Bejewled was comparatively interesting. The game lists a few power-ups right from the get-go, though only one is available. By playing a brief 10-seconds game, you can gain a few coins to purchase the listed power-ups, and try again. Reaching a certain score allows you to share that score to your friends. Also, if certain items seems too expensive, it seems you can pay-up real dollars to obtain more coins. I personally liked how the system doesn’t prevent you from obtaining power-ups; but you can get them faster if you pay. Since it doesn’t penalize non-payers, nobody gets left out.

Bubble Island, a Bubble-Bobble clone, plays pretty much as expected. It’s cluttered high scores UI, though, attempts way too hard to make you invite your friends. Practically every button (and there’s a lot, let me tell you) except one attempts to spam your stream or invite your friends directly. The last button leads you to the next stage. Perhaps the worst annoyance is the “retry level” system. While the game occasionally rewards you a free retry, the rest must be regained by inviting your friend. Essentially, if you fail a level without a retry, you can’t play the game anymore. This annoyance is somewhat disheartening, especially since the level progression was carefully calculated.

Diamond Dash, though, manages to make things worse. The Collapse clone requires that you pay one heart to progress through the game. Play enough games, then it’ll prevent you from playing further until you invite another friend. To play further without invites, you’ll have to refresh the page again, making the game go through the excruciating load screen. It’s high-scores panel manages to look exactly the same thing as Bubble Island as well. This was, by far, the least pleasant experience I had with these Google+ games.

Overall, I think Angry Birds shows the best way to implement Social competitions.
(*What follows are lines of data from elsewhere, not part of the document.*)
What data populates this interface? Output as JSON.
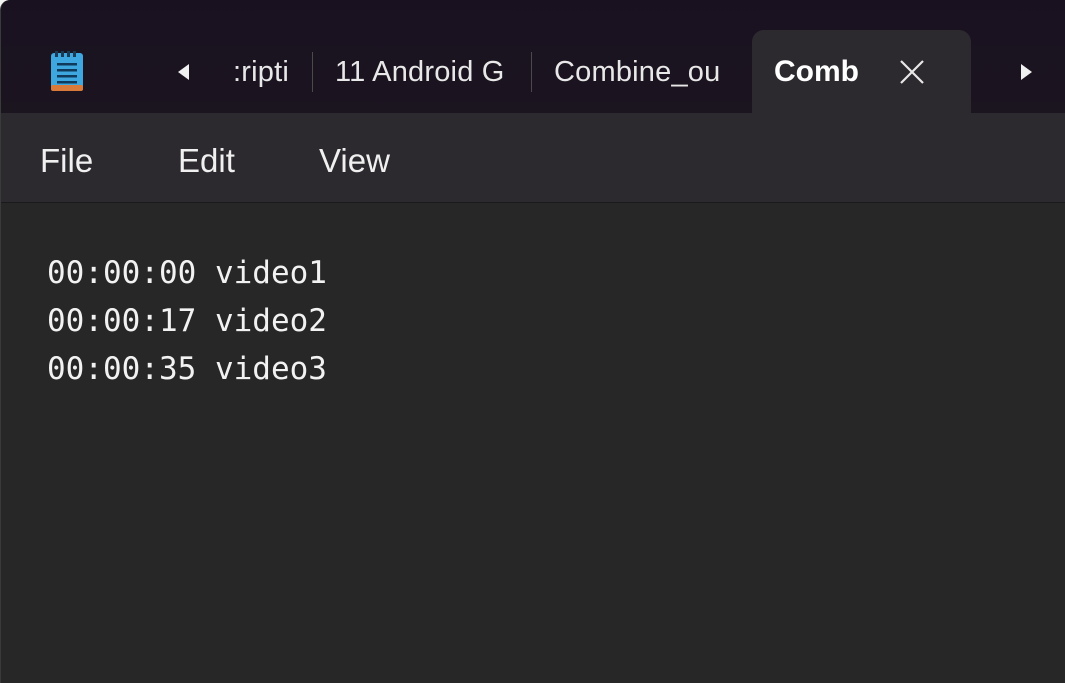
{
  "tabs": [
    {
      "label": ":ripti"
    },
    {
      "label": "11 Android G"
    },
    {
      "label": "Combine_ou"
    }
  ],
  "active_tab": {
    "label": "Comb"
  },
  "menu": {
    "file": "File",
    "edit": "Edit",
    "view": "View"
  },
  "editor": {
    "lines": [
      "00:00:00 video1",
      "00:00:17 video2",
      "00:00:35 video3"
    ]
  },
  "icons": {
    "app": "notepad-icon",
    "scroll_left": "triangle-left-icon",
    "scroll_right": "triangle-right-icon",
    "close": "close-icon"
  },
  "colors": {
    "titlebar": "#1a1120",
    "active_tab": "#2c2a2f",
    "editor_bg": "#272727",
    "text": "#f2f2f2",
    "icon_accent": "#4fb3e8"
  }
}
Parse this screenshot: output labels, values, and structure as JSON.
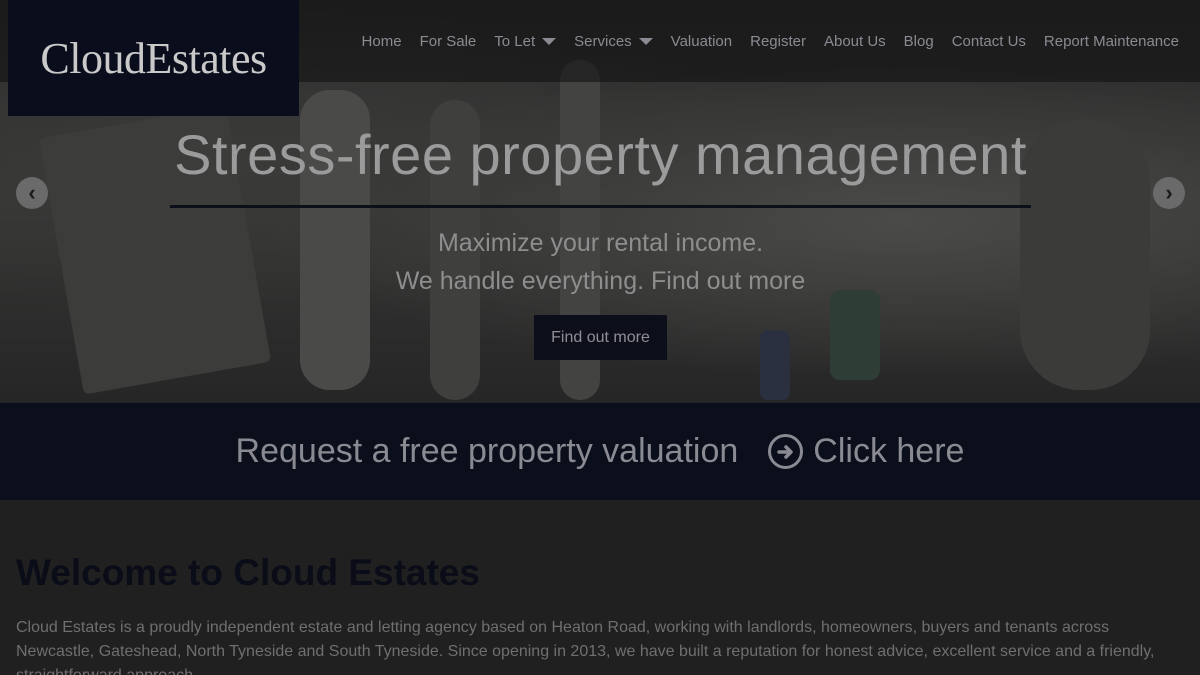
{
  "brand": {
    "logo": "CloudEstates"
  },
  "nav": {
    "items": [
      {
        "label": "Home",
        "dropdown": false
      },
      {
        "label": "For Sale",
        "dropdown": false
      },
      {
        "label": "To Let",
        "dropdown": true
      },
      {
        "label": "Services",
        "dropdown": true
      },
      {
        "label": "Valuation",
        "dropdown": false
      },
      {
        "label": "Register",
        "dropdown": false
      },
      {
        "label": "About Us",
        "dropdown": false
      },
      {
        "label": "Blog",
        "dropdown": false
      },
      {
        "label": "Contact Us",
        "dropdown": false
      },
      {
        "label": "Report Maintenance",
        "dropdown": false
      }
    ]
  },
  "hero": {
    "title": "Stress-free property management",
    "subtitle_line1": "Maximize your rental income.",
    "subtitle_line2": "We handle everything. Find out more",
    "button": "Find out more",
    "prev_icon": "chevron-left-icon",
    "next_icon": "chevron-right-icon"
  },
  "banner": {
    "text": "Request a free property valuation",
    "link": "Click here",
    "icon": "circle-arrow-right-icon"
  },
  "content": {
    "heading": "Welcome to Cloud Estates",
    "intro": "Cloud Estates is a proudly independent estate and letting agency based on Heaton Road, working with landlords, homeowners, buyers and tenants across Newcastle, Gateshead, North Tyneside and South Tyneside. Since opening in 2013, we have built a reputation for honest advice, excellent service and a friendly, straightforward approach."
  },
  "colors": {
    "navy": "#0b0e1b",
    "overlay": "#1a1a1a"
  }
}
The invites or share requests are non-intrusive, and context sensitive. Beat someone else? Brag about it! Can’t solve a puzzle? Ask your friends! Or, of course, just buy the black eagle (skip-level item). It encourages collaboration and creativity without being annoying about. This design is extremely encouraging, and I hope to see other games follow suit.